The question right now is if countries worldwide will be rolling out flight restrictions for extended periods. In Hong Kong, as an example, all travelers from the UK, United States, Canada, Ireland, Brazil, and South Africa, amongst others, will need to quarantine for 21 days in a government-approved hotel.
Other countries are eyeing the same strict procedures that Hong Kong has implemented. Canada has recently tightened its policies for incoming travelers, suspending all flights from Mexico and the Caribbean Islands. Anyone from Schengen countries and the UK and Ireland are banned from entering the United States.
Luckily little of this affect the cruise industry right now. First of all, not many ships are sailing worldwide, except some vessels in the Canary Islands, Mediterranean, and Singapore, and second, ships that will homeport, or call, in the US are still not cleared to sail by the CDC. International cruises will suffer if these measures stay in place in one form or another once ships start sailing again.
Continuing Quarantine Requirements And Flight Restrictions
The Philippines has been criticized widely for its tough stance on COVID-19. Not only did the Philippines undergo the longest community quarantine period in the world, but the local government has also already announced the quarantine rules, and flight restrictions will not be lifted this year. Many countries are seeing now that the harsh measures taken have curbed cases in the country significantly.
The local government in British Columbia, Canada, has said already that restrictions will not be lifted before a significant inroad is made with vaccine distribution. The examples worldwide are increasing each day, as countries tighten up their rules and regulations.
The results could be devastating to the cruise industry. As Cruise Hive covered in our article about Alaska this week, it could mean no foreign-flagged ships sailing between US ports. The issue being those foreign-flagged vessels must call in a foreign country on a single trip.
That’s Just The Flights
The Cayman Islands have already said they do not expect any cruise travel for 2021, Key West has tried to ban large ships, and so-called Seacations are not an option from the US.
It leaves a lot of unknowns for the cruise industry between the uncertainty of ports of call, flight, and travel restrictions. The differences between countries mean there is a maze of rules, protocols, and regulations the cruise line will have to navigate, even if they get the go-ahead from the CDC.
Also Read: How the CDC’s New Air Travel Requirements Could Impact Cruising
It is becoming more evident each day that flight restrictions and quarantine periods are here to stay for a significant amount of time. And as long as these restrictions remain in place, cruising will not return as we know it.
What is the solution? Well, it will likely be vaccines.

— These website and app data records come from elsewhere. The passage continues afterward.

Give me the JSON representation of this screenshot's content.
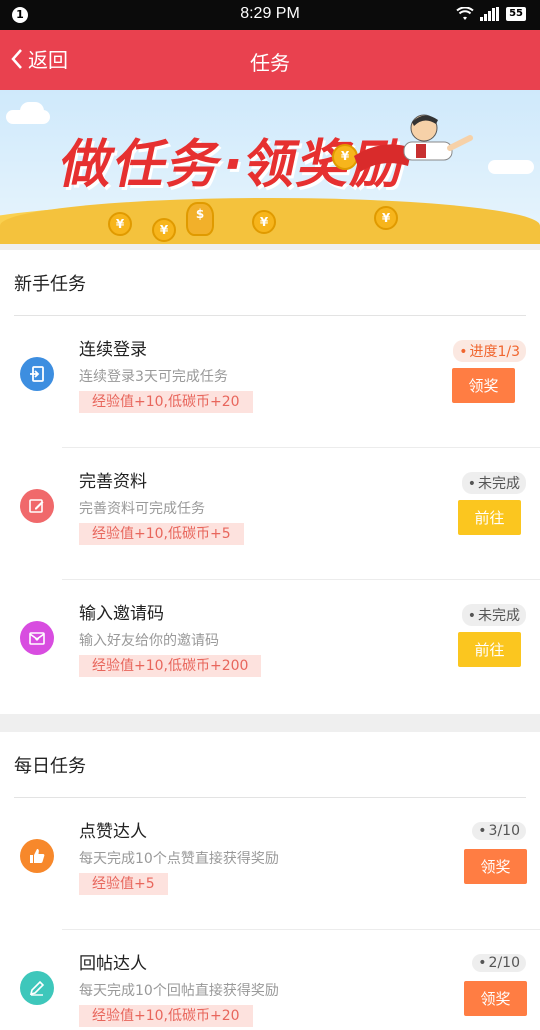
{
  "status_bar": {
    "time": "8:29 PM",
    "notification_count": "1",
    "battery": "55"
  },
  "app_bar": {
    "back_label": "返回",
    "title": "任务"
  },
  "banner": {
    "text": "做任务·领奖励"
  },
  "sections": [
    {
      "title": "新手任务",
      "tasks": [
        {
          "name": "连续登录",
          "desc": "连续登录3天可完成任务",
          "reward": "经验值+10,低碳币+20",
          "status": "进度1/3",
          "button": "领奖",
          "icon": "login-icon",
          "icon_color": "#3d8ee0"
        },
        {
          "name": "完善资料",
          "desc": "完善资料可完成任务",
          "reward": "经验值+10,低碳币+5",
          "status": "未完成",
          "button": "前往",
          "icon": "edit-icon",
          "icon_color": "#f0696b"
        },
        {
          "name": "输入邀请码",
          "desc": "输入好友给你的邀请码",
          "reward": "经验值+10,低碳币+200",
          "status": "未完成",
          "button": "前往",
          "icon": "invite-mail-icon",
          "icon_color": "#d84de0"
        }
      ]
    },
    {
      "title": "每日任务",
      "tasks": [
        {
          "name": "点赞达人",
          "desc": "每天完成10个点赞直接获得奖励",
          "reward": "经验值+5",
          "status": "3/10",
          "button": "领奖",
          "icon": "thumbs-up-icon",
          "icon_color": "#f7882b"
        },
        {
          "name": "回帖达人",
          "desc": "每天完成10个回帖直接获得奖励",
          "reward": "经验值+10,低碳币+20",
          "status": "2/10",
          "button": "领奖",
          "icon": "pencil-icon",
          "icon_color": "#3ec7bb"
        }
      ]
    }
  ],
  "colors": {
    "header": "#e9414f",
    "btn_claim": "#ff7d43",
    "btn_go": "#fbc61f",
    "reward_bg": "#fde2de"
  }
}
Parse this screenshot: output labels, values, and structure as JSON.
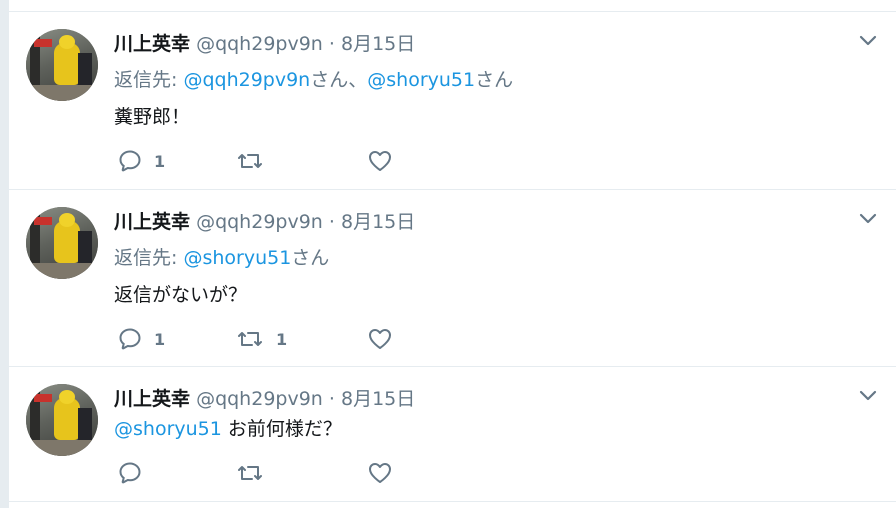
{
  "tweets": [
    {
      "name": "川上英幸",
      "handle": "@qqh29pv9n",
      "dot": "·",
      "date": "8月15日",
      "reply_prefix": "返信先: ",
      "reply_to": [
        {
          "mention": "@qqh29pv9n",
          "suffix": "さん、"
        },
        {
          "mention": "@shoryu51",
          "suffix": "さん"
        }
      ],
      "text": "糞野郎！",
      "reply_count": "1",
      "retweet_count": "",
      "like_count": ""
    },
    {
      "name": "川上英幸",
      "handle": "@qqh29pv9n",
      "dot": "·",
      "date": "8月15日",
      "reply_prefix": "返信先: ",
      "reply_to": [
        {
          "mention": "@shoryu51",
          "suffix": "さん"
        }
      ],
      "text": "返信がないが？",
      "reply_count": "1",
      "retweet_count": "1",
      "like_count": ""
    },
    {
      "name": "川上英幸",
      "handle": "@qqh29pv9n",
      "dot": "·",
      "date": "8月15日",
      "text_mention": "@shoryu51",
      "text": " お前何様だ？",
      "reply_count": "",
      "retweet_count": "",
      "like_count": ""
    }
  ],
  "colors": {
    "link": "#1b95e0",
    "secondary": "#657786",
    "primary": "#14171a",
    "border": "#e6ecf0"
  },
  "icons": [
    "reply-icon",
    "retweet-icon",
    "like-icon",
    "chevron-down-icon"
  ]
}
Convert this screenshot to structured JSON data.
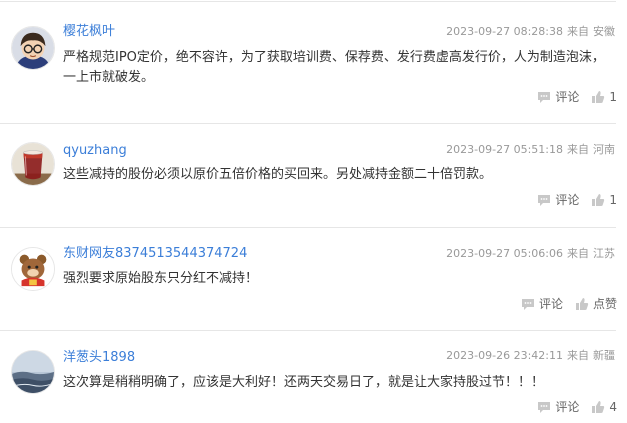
{
  "comments": [
    {
      "username": "樱花枫叶",
      "date": "2023-09-27 08:28:38",
      "source": "来自",
      "location": "安徽",
      "content": "严格规范IPO定价，绝不容许，为了获取培训费、保荐费、发行费虚高发行价，人为制造泡沫，一上市就破发。",
      "reply_label": "评论",
      "like_label": "1"
    },
    {
      "username": "qyuzhang",
      "date": "2023-09-27 05:51:18",
      "source": "来自",
      "location": "河南",
      "content": "这些减持的股份必须以原价五倍价格的买回来。另处减持金额二十倍罚款。",
      "reply_label": "评论",
      "like_label": "1"
    },
    {
      "username": "东财网友8374513544374724",
      "date": "2023-09-27 05:06:06",
      "source": "来自",
      "location": "江苏",
      "content": "强烈要求原始股东只分红不减持！",
      "reply_label": "评论",
      "like_label": "点赞"
    },
    {
      "username": "洋葱头1898",
      "date": "2023-09-26 23:42:11",
      "source": "来自",
      "location": "新疆",
      "content": "这次算是稍稍明确了，应该是大利好！还两天交易日了，就是让大家持股过节！！！",
      "reply_label": "评论",
      "like_label": "4"
    }
  ],
  "icons": {
    "reply": "comment-bubble-icon",
    "like": "thumbs-up-icon"
  },
  "colors": {
    "username": "#3b7ed8",
    "meta": "#999999",
    "text": "#333333",
    "icon": "#c8c8c8",
    "divider": "#e6e6e6"
  }
}
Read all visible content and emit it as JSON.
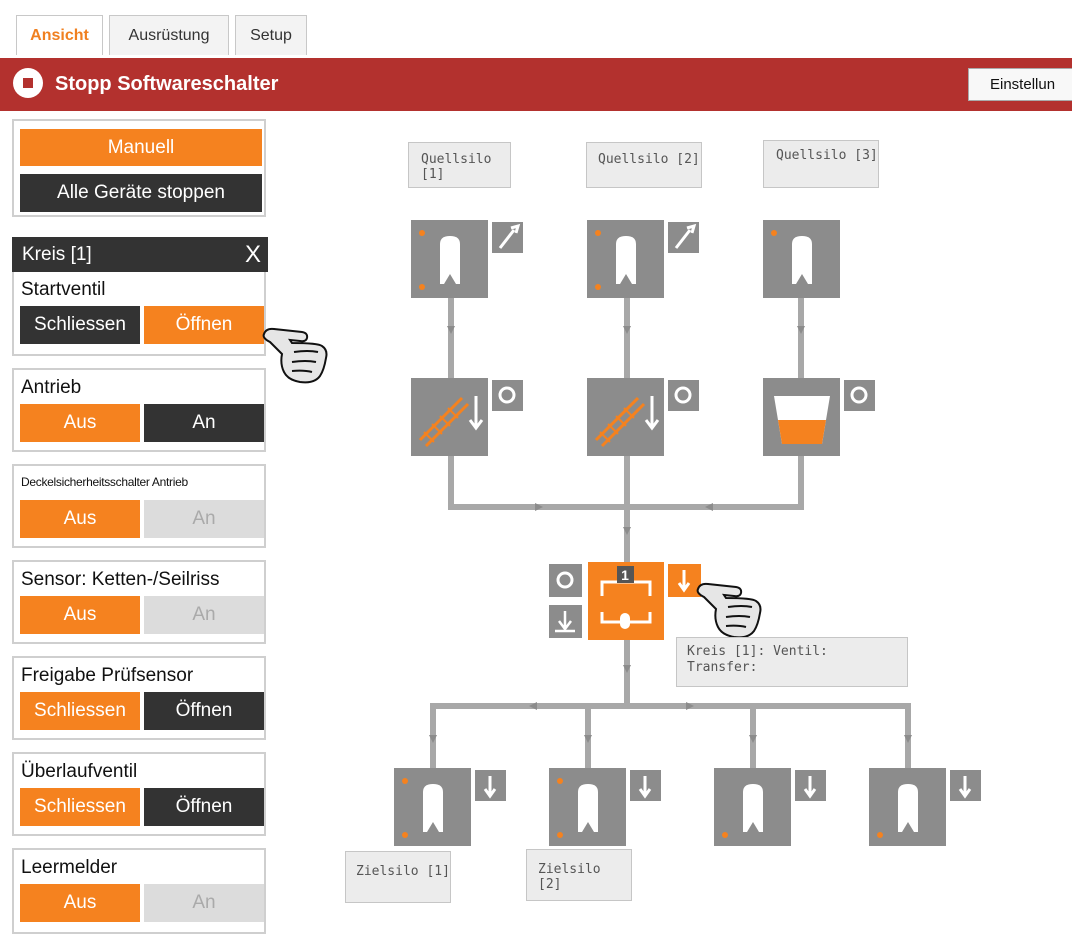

Georgia, a small former Soviet State on the Black Bea, is the first country to allow unrestricted travel for those that have had full vaccinations.
Two weeks ago, SAGA cruises announced a vaccine requirement for all guests. Will the major cruise lines follow? For now, they remain skeptical, with more time passing, this could change.
Main Photo Credit: Mazur Travel / Shutterstock.com